App and web page records

########################################

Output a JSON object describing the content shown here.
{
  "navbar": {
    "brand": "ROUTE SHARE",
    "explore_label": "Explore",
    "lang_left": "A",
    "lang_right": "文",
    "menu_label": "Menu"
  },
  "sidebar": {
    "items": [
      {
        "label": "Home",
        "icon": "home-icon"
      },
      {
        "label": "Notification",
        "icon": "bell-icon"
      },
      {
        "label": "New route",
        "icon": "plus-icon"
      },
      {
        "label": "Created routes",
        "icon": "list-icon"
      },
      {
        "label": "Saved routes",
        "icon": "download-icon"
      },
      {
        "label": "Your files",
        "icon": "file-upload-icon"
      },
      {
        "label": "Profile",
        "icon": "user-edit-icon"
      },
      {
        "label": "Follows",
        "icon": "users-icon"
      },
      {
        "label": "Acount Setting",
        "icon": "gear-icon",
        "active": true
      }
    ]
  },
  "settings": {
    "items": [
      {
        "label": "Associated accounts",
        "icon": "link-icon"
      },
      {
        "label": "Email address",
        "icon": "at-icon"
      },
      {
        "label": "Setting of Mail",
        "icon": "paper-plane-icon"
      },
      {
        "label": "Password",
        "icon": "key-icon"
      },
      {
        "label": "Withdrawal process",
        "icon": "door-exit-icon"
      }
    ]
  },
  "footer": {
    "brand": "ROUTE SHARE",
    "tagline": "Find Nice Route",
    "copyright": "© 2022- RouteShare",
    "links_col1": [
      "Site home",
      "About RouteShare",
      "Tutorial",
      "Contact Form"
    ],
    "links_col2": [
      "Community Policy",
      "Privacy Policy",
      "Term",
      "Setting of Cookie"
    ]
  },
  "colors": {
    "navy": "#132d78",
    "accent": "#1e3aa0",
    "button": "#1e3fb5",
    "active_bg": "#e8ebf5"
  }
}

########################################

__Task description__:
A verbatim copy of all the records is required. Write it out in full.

__Task output__:
Output a JSON object describing the content shown here.
{
  "navbar": {
    "brand": "ROUTE SHARE",
    "explore_label": "Explore",
    "lang_left": "A",
    "lang_right": "文",
    "menu_label": "Menu"
  },
  "sidebar": {
    "items": [
      {
        "label": "Home",
        "icon": "home-icon"
      },
      {
        "label": "Notification",
        "icon": "bell-icon"
      },
      {
        "label": "New route",
        "icon": "plus-icon"
      },
      {
        "label": "Created routes",
        "icon": "list-icon"
      },
      {
        "label": "Saved routes",
        "icon": "download-icon"
      },
      {
        "label": "Your files",
        "icon": "file-upload-icon"
      },
      {
        "label": "Profile",
        "icon": "user-edit-icon"
      },
      {
        "label": "Follows",
        "icon": "users-icon"
      },
      {
        "label": "Acount Setting",
        "icon": "gear-icon",
        "active": true
      }
    ]
  },
  "settings": {
    "items": [
      {
        "label": "Associated accounts",
        "icon": "link-icon"
      },
      {
        "label": "Email address",
        "icon": "at-icon"
      },
      {
        "label": "Setting of Mail",
        "icon": "paper-plane-icon"
      },
      {
        "label": "Password",
        "icon": "key-icon"
      },
      {
        "label": "Withdrawal process",
        "icon": "door-exit-icon"
      }
    ]
  },
  "footer": {
    "brand": "ROUTE SHARE",
    "tagline": "Find Nice Route",
    "copyright": "© 2022- RouteShare",
    "links_col1": [
      "Site home",
      "About RouteShare",
      "Tutorial",
      "Contact Form"
    ],
    "links_col2": [
      "Community Policy",
      "Privacy Policy",
      "Term",
      "Setting of Cookie"
    ]
  },
  "colors": {
    "navy": "#132d78",
    "accent": "#1e3aa0",
    "button": "#1e3fb5",
    "active_bg": "#e8ebf5"
  }
}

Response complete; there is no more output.